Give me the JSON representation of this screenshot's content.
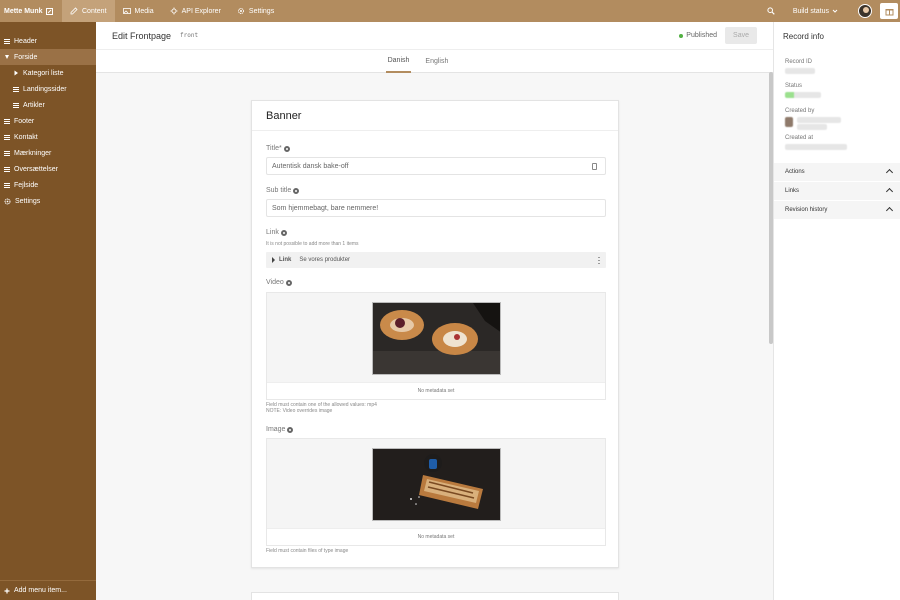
{
  "topbar": {
    "user": "Mette Munk",
    "nav": [
      {
        "label": "Content",
        "icon": "pencil-icon",
        "active": true
      },
      {
        "label": "Media",
        "icon": "image-icon",
        "active": false
      },
      {
        "label": "API Explorer",
        "icon": "api-icon",
        "active": false
      },
      {
        "label": "Settings",
        "icon": "gear-icon",
        "active": false
      }
    ],
    "build_status": "Build status"
  },
  "sidebar": {
    "items": [
      {
        "label": "Header",
        "icon": "lines-icon",
        "level": 0
      },
      {
        "label": "Forside",
        "icon": "expand-icon",
        "level": 0,
        "active": true
      },
      {
        "label": "Kategori liste",
        "icon": "triangle-icon",
        "level": 1
      },
      {
        "label": "Landingssider",
        "icon": "lines-icon",
        "level": 1
      },
      {
        "label": "Artikler",
        "icon": "lines-icon",
        "level": 1
      },
      {
        "label": "Footer",
        "icon": "lines-icon",
        "level": 0
      },
      {
        "label": "Kontakt",
        "icon": "lines-icon",
        "level": 0
      },
      {
        "label": "Mærkninger",
        "icon": "lines-icon",
        "level": 0
      },
      {
        "label": "Oversættelser",
        "icon": "lines-icon",
        "level": 0
      },
      {
        "label": "Fejlside",
        "icon": "lines-icon",
        "level": 0
      },
      {
        "label": "Settings",
        "icon": "gear-icon",
        "level": 0
      }
    ],
    "add_menu": "Add menu item..."
  },
  "editor": {
    "title": "Edit Frontpage",
    "key": "front",
    "status": "Published",
    "save_label": "Save",
    "tabs": [
      {
        "label": "Danish",
        "active": true
      },
      {
        "label": "English",
        "active": false
      }
    ]
  },
  "banner": {
    "title": "Banner",
    "title_label": "Title*",
    "title_value": "Autentisk dansk bake-off",
    "subtitle_label": "Sub title",
    "subtitle_value": "Som hjemmebagt, bare nemmere!",
    "link_label": "Link",
    "link_hint": "It is not possible to add more than 1 items",
    "link_type": "Link",
    "link_value": "Se vores produkter",
    "video_label": "Video",
    "video_meta": "No metadata set",
    "video_hint1": "Field must contain one of the allowed values: mp4",
    "video_hint2": "NOTE: Video overrides image",
    "image_label": "Image",
    "image_meta": "No metadata set",
    "image_hint": "Field must contain files of type image"
  },
  "record": {
    "title": "Record info",
    "labels": [
      "Record ID",
      "Status",
      "Created by",
      "Created at"
    ],
    "sections": [
      "Actions",
      "Links",
      "Revision history"
    ]
  },
  "colors": {
    "topbar": "#b28c5f",
    "sidebar": "#7d5427",
    "accent": "#b28c5f",
    "published": "#52b043"
  }
}
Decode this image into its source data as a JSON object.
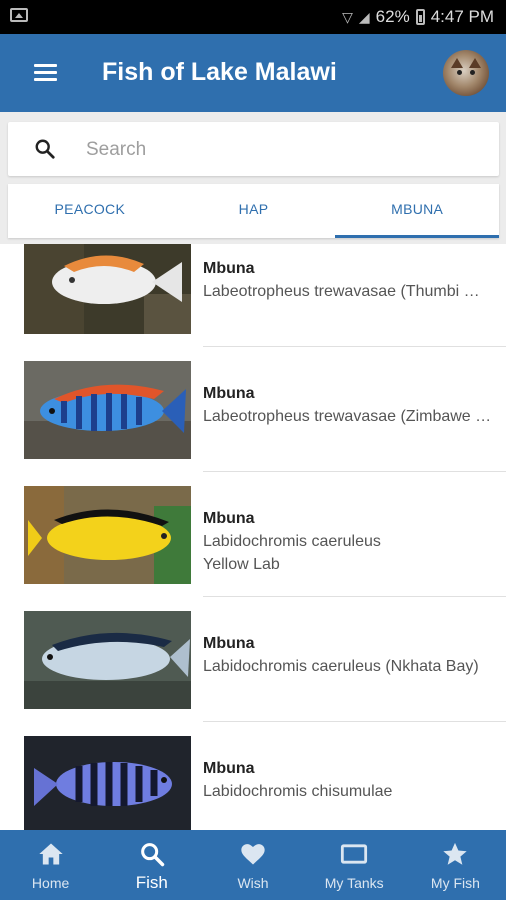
{
  "status_bar": {
    "battery": "62%",
    "time": "4:47 PM"
  },
  "app_bar": {
    "title": "Fish of Lake Malawi"
  },
  "search": {
    "placeholder": "Search",
    "value": ""
  },
  "tabs": [
    {
      "label": "PEACOCK",
      "active": false
    },
    {
      "label": "HAP",
      "active": false
    },
    {
      "label": "MBUNA",
      "active": true
    }
  ],
  "fish_list": [
    {
      "category": "Mbuna",
      "scientific": "Labeotropheus trewavasae (Thumbi West)",
      "common": ""
    },
    {
      "category": "Mbuna",
      "scientific": "Labeotropheus trewavasae (Zimbawe Rock)",
      "common": ""
    },
    {
      "category": "Mbuna",
      "scientific": "Labidochromis caeruleus",
      "common": "Yellow Lab"
    },
    {
      "category": "Mbuna",
      "scientific": "Labidochromis caeruleus (Nkhata Bay)",
      "common": ""
    },
    {
      "category": "Mbuna",
      "scientific": "Labidochromis chisumulae",
      "common": ""
    }
  ],
  "bottom_nav": [
    {
      "label": "Home",
      "icon": "home-icon",
      "active": false
    },
    {
      "label": "Fish",
      "icon": "search-icon",
      "active": true
    },
    {
      "label": "Wish",
      "icon": "heart-icon",
      "active": false
    },
    {
      "label": "My Tanks",
      "icon": "tank-icon",
      "active": false
    },
    {
      "label": "My Fish",
      "icon": "star-icon",
      "active": false
    }
  ],
  "colors": {
    "primary": "#2f6fae",
    "background": "#ececec"
  }
}
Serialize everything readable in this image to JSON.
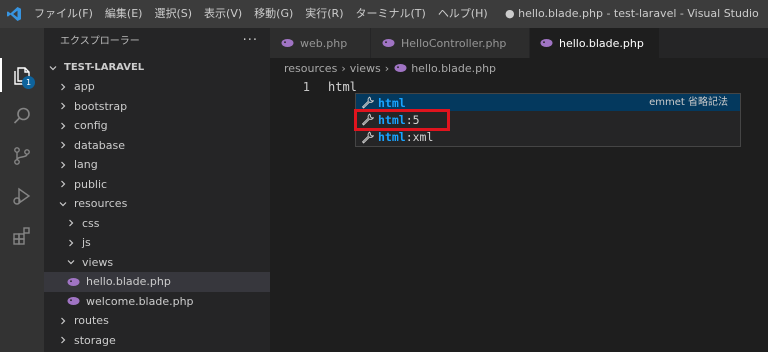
{
  "menu": [
    "ファイル(F)",
    "編集(E)",
    "選択(S)",
    "表示(V)",
    "移動(G)",
    "実行(R)",
    "ターミナル(T)",
    "ヘルプ(H)"
  ],
  "window_title": "● hello.blade.php - test-laravel - Visual Studio",
  "activity_bar": {
    "items": [
      "explorer-icon",
      "search-icon",
      "source-control-icon",
      "run-debug-icon",
      "extensions-icon"
    ],
    "badge": "1"
  },
  "sidebar": {
    "title": "エクスプローラー",
    "more": "···",
    "section": "TEST-LARAVEL",
    "tree": [
      {
        "label": "app",
        "indent": 1,
        "kind": "folder",
        "open": false
      },
      {
        "label": "bootstrap",
        "indent": 1,
        "kind": "folder",
        "open": false
      },
      {
        "label": "config",
        "indent": 1,
        "kind": "folder",
        "open": false
      },
      {
        "label": "database",
        "indent": 1,
        "kind": "folder",
        "open": false
      },
      {
        "label": "lang",
        "indent": 1,
        "kind": "folder",
        "open": false
      },
      {
        "label": "public",
        "indent": 1,
        "kind": "folder",
        "open": false
      },
      {
        "label": "resources",
        "indent": 1,
        "kind": "folder",
        "open": true
      },
      {
        "label": "css",
        "indent": 2,
        "kind": "folder",
        "open": false
      },
      {
        "label": "js",
        "indent": 2,
        "kind": "folder",
        "open": false
      },
      {
        "label": "views",
        "indent": 2,
        "kind": "folder",
        "open": true
      },
      {
        "label": "hello.blade.php",
        "indent": 3,
        "kind": "file",
        "selected": true
      },
      {
        "label": "welcome.blade.php",
        "indent": 3,
        "kind": "file"
      },
      {
        "label": "routes",
        "indent": 1,
        "kind": "folder",
        "open": false
      },
      {
        "label": "storage",
        "indent": 1,
        "kind": "folder",
        "open": false
      }
    ]
  },
  "tabs": [
    {
      "label": "web.php",
      "active": false
    },
    {
      "label": "HelloController.php",
      "active": false
    },
    {
      "label": "hello.blade.php",
      "active": true,
      "dirty": true
    }
  ],
  "breadcrumb": [
    "resources",
    "views",
    "hello.blade.php"
  ],
  "editor": {
    "line_number": "1",
    "code": "html"
  },
  "suggestions": [
    {
      "match": "html",
      "rest": "",
      "detail": "emmet 省略記法",
      "focused": true
    },
    {
      "match": "html",
      "rest": ":5",
      "detail": "",
      "highlighted": true
    },
    {
      "match": "html",
      "rest": ":xml",
      "detail": ""
    }
  ],
  "colors": {
    "php_icon": "#a074c4",
    "match": "#18a3ff",
    "highlight_box": "#e0141e",
    "accent": "#0e639c"
  }
}
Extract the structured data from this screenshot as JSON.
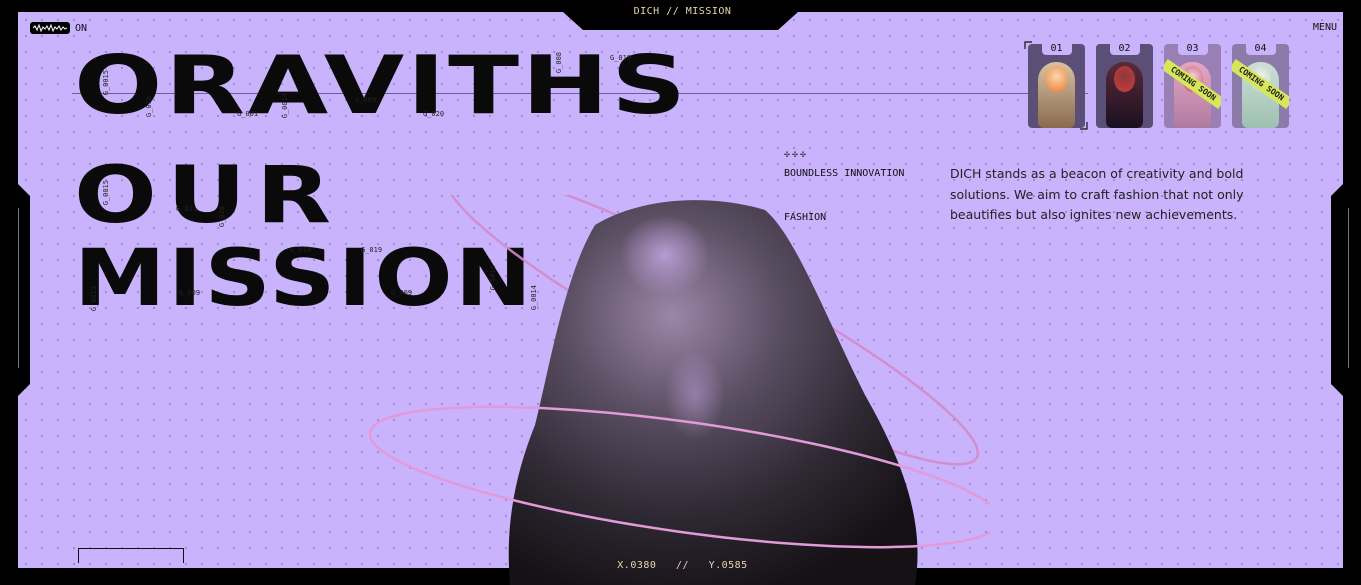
{
  "header": {
    "title": "DICH // MISSION",
    "status": "ON",
    "menu": "MENU"
  },
  "hero": {
    "line1": "ORAVITHS",
    "line2": "OUR",
    "line3": "MISSION",
    "glyph_labels": [
      "G_0015",
      "G_018",
      "G_001",
      "G_0014",
      "G_009",
      "G_020",
      "G_008",
      "G_019",
      "G_0015",
      "G_021",
      "G_018",
      "G_019",
      "G_019",
      "G_0013",
      "G_009",
      "G_009",
      "G_0015",
      "G_0014"
    ]
  },
  "cards": [
    {
      "num": "01",
      "badge": "",
      "colors": [
        "#f07a2c",
        "#d9c2a0"
      ]
    },
    {
      "num": "02",
      "badge": "",
      "colors": [
        "#d33a3a",
        "#3a1f2f"
      ]
    },
    {
      "num": "03",
      "badge": "COMING SOON",
      "colors": [
        "#e3a7c2",
        "#c64a5e"
      ]
    },
    {
      "num": "04",
      "badge": "COMING SOON",
      "colors": [
        "#cfe0d6",
        "#9cc0b1"
      ]
    }
  ],
  "info": {
    "stars": "✢✢✢",
    "tag1": "BOUNDLESS INNOVATION",
    "tag2": "FASHION",
    "description": "DICH stands as a beacon of creativity and bold solutions. We aim to craft fashion that not only beautifies but also ignites new achievements."
  },
  "coords": {
    "text": "X.0380   //   Y.0585"
  },
  "colors": {
    "background": "#c9b3fc",
    "frame": "#000000",
    "accent": "#e8d6ad",
    "ribbon": "#d6e85a"
  }
}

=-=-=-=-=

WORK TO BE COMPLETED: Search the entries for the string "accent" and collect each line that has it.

ANSWER BELOW:
    "accent": "#b28c5f",
    "accent": "#0e639c"
    "accent": "#e8d6ad",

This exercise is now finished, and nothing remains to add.